Chris Kaman was part of the Clippers side that struggled during the 2000’s. At one point, the team won 23 and 19 games in back-to-back seasons. Safe to say, they got used to the lottery.
Kaman was one of the few bright spots of that era, serving as the team’s starting center between 2003 when he was selected sixth overall by the Clippers, all they way to 2011, prior to be traded to the New Orleans Hornets. It is worth noting that the 7-foot big man was one of the main pieces of that deal which brought the great Chris Paul to the Clippers, so that in itself is already one of Kaman’s greatest contributions to the franchise.
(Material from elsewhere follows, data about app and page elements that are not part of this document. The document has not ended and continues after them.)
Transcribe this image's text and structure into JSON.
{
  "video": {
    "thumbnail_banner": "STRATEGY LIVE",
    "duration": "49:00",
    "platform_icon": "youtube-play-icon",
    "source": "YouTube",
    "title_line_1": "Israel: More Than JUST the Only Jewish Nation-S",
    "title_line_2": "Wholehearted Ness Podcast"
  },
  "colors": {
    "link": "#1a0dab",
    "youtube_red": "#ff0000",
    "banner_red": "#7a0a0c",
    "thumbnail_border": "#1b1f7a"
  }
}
Aside from being an extremely valuable trading piece, Kaman was actually a pretty good basketball player, even making it to the All-Star squad during the 2009-10 campaign. That year, he averaged 18.5 points (on 49.0 percent shooting), 9.3 rebounds, 1.6 assists, 0.5 steals, and 1.2 blocks per contest.
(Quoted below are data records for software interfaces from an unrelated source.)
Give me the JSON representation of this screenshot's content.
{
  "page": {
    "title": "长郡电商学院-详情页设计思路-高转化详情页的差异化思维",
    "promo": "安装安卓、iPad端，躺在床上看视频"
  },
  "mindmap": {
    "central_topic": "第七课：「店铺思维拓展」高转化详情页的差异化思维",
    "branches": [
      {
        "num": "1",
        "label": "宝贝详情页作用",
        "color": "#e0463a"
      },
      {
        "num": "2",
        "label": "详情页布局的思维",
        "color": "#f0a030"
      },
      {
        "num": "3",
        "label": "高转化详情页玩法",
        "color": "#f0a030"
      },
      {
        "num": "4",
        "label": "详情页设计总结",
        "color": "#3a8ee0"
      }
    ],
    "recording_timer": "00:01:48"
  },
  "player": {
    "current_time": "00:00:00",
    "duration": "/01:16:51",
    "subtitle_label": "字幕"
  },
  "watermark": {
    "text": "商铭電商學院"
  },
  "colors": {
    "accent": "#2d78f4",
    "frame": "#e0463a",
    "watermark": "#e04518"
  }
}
Kaman was huge part of the 2005-06 Clippers that made it all the way to the second round of the playoffs — the team’s one and only postseason appearance in the span of 14 long years.
2. DeAndre Jordan
DeAndre Jordan, now plying his trade with the Brooklyn Nets, is most well known for being part of the memorable trio that represented the core of the Clippers’ “Lob City” era. Along with future Hall of Fame point guard Chris Paul and fellow high-flyer Blake Griffin, this team wowed the fans with their electrifying display of freakish athleticism and unmatched aerial prowess on a nightly basis. Oh, and they won more than a few games as well, making it to no less than six consecutive playoff appearances, and in the process, officially turning the page on the dark days of the early 2000’s.
In his prime, Jordan was literally the best rebounder in the entire NBA, leading the league in total rebounds for two consecutive seasons. He was named an All-Star once during the 2016-17 season, and also boasts of three All-NBA team as well as two All-Defensive team selections.
We can’t have Jordan here and not talk about that infamous free agency summer that caused quite a ruckus in the entire league. The former second Texas A&M standout entered free agency during the 2015 offseason, and multiple reports confirmed that he had already agreed a deal in principle to sign with the Dallas Mavericks. As it turns out, his teammates were not having this, and they literally locked down Jordan in his own home until he decided to make a last-minute u-turn to re-sign with the Clippers. You can only imagine what Mavs owner Mark Cuban thought/said/did once he learned about what was deemed as the betrayal of the summer.
1. Bob McAdoo
6-foot-9 big man Bob McAdoo holds the esteemed honor of being the only MVP in Clippers history. He was selected by the team — then the Buffalo Braves — second overall in 1972, and made such an impact in his debut campaign that he was awarded the Rookie of the Year trophy. By the time he hit his second season, McAdoo was a bona fide star.
The UNC product went on to average above 30 points per game in three consecutive campaigns, en route to back-to-back-to-back scoring titles. In four and a half seasons with the Braves, McAdoo averaged 28.2 points (on 50.0 percent shooting), 12.7 rebounds, 2.6 assists, 1.1 steals, and 2.4 blocks per game. He made three straight All-Star appearances while with the team, and was deemed the league MVP during the 1974-75 season.
The Clippers parted ways with McAdoo in 1976, trading him to the New York Knicks in what was one of the biggest trade deals of that era. Towards the tail end of his career, McAdoo would end up with the Los Angeles Lakers, and was part of the Showtime Lakers that won the title in 1982 and 1985.